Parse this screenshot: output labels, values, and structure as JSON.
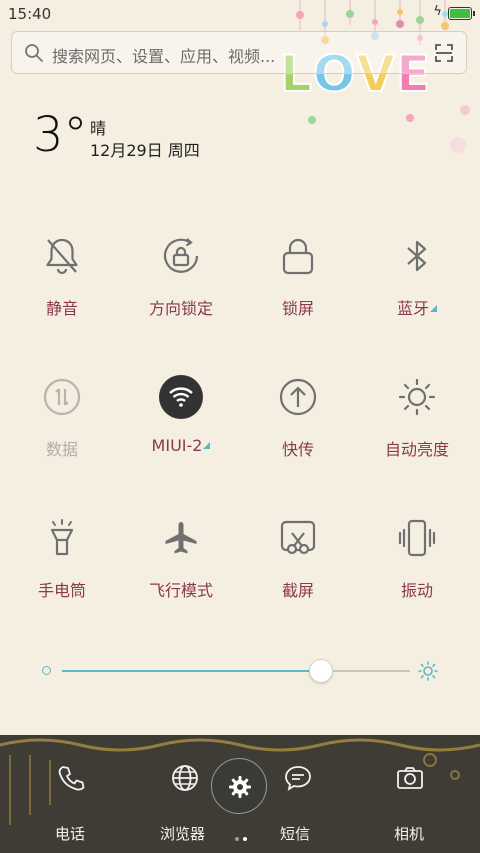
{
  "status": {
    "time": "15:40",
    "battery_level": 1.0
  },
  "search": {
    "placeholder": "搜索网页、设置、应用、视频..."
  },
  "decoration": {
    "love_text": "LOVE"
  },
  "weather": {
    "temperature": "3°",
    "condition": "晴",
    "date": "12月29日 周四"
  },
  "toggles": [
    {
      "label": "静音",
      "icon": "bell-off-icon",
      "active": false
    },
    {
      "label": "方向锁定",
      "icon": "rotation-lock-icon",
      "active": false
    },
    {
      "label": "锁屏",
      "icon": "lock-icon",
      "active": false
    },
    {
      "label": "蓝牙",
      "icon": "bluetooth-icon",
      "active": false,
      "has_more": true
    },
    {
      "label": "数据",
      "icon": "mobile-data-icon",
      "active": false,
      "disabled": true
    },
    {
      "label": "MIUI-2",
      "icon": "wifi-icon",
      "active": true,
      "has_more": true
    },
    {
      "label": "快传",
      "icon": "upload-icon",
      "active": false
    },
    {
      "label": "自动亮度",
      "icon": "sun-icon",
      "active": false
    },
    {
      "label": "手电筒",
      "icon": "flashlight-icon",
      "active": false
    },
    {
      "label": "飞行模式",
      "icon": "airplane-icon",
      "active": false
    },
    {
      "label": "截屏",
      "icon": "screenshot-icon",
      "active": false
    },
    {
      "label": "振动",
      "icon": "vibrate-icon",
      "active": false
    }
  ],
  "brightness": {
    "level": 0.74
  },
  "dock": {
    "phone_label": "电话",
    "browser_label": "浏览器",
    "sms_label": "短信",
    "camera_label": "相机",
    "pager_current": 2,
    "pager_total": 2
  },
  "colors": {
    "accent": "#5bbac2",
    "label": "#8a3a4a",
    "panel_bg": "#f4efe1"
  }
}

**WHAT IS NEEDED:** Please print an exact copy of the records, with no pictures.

**TASK SOLUTION:**
Parse this screenshot: output labels, values, and structure as JSON.
{
  "status": {
    "time": "15:40",
    "battery_level": 1.0
  },
  "search": {
    "placeholder": "搜索网页、设置、应用、视频..."
  },
  "decoration": {
    "love_text": "LOVE"
  },
  "weather": {
    "temperature": "3°",
    "condition": "晴",
    "date": "12月29日 周四"
  },
  "toggles": [
    {
      "label": "静音",
      "icon": "bell-off-icon",
      "active": false
    },
    {
      "label": "方向锁定",
      "icon": "rotation-lock-icon",
      "active": false
    },
    {
      "label": "锁屏",
      "icon": "lock-icon",
      "active": false
    },
    {
      "label": "蓝牙",
      "icon": "bluetooth-icon",
      "active": false,
      "has_more": true
    },
    {
      "label": "数据",
      "icon": "mobile-data-icon",
      "active": false,
      "disabled": true
    },
    {
      "label": "MIUI-2",
      "icon": "wifi-icon",
      "active": true,
      "has_more": true
    },
    {
      "label": "快传",
      "icon": "upload-icon",
      "active": false
    },
    {
      "label": "自动亮度",
      "icon": "sun-icon",
      "active": false
    },
    {
      "label": "手电筒",
      "icon": "flashlight-icon",
      "active": false
    },
    {
      "label": "飞行模式",
      "icon": "airplane-icon",
      "active": false
    },
    {
      "label": "截屏",
      "icon": "screenshot-icon",
      "active": false
    },
    {
      "label": "振动",
      "icon": "vibrate-icon",
      "active": false
    }
  ],
  "brightness": {
    "level": 0.74
  },
  "dock": {
    "phone_label": "电话",
    "browser_label": "浏览器",
    "sms_label": "短信",
    "camera_label": "相机",
    "pager_current": 2,
    "pager_total": 2
  },
  "colors": {
    "accent": "#5bbac2",
    "label": "#8a3a4a",
    "panel_bg": "#f4efe1"
  }
}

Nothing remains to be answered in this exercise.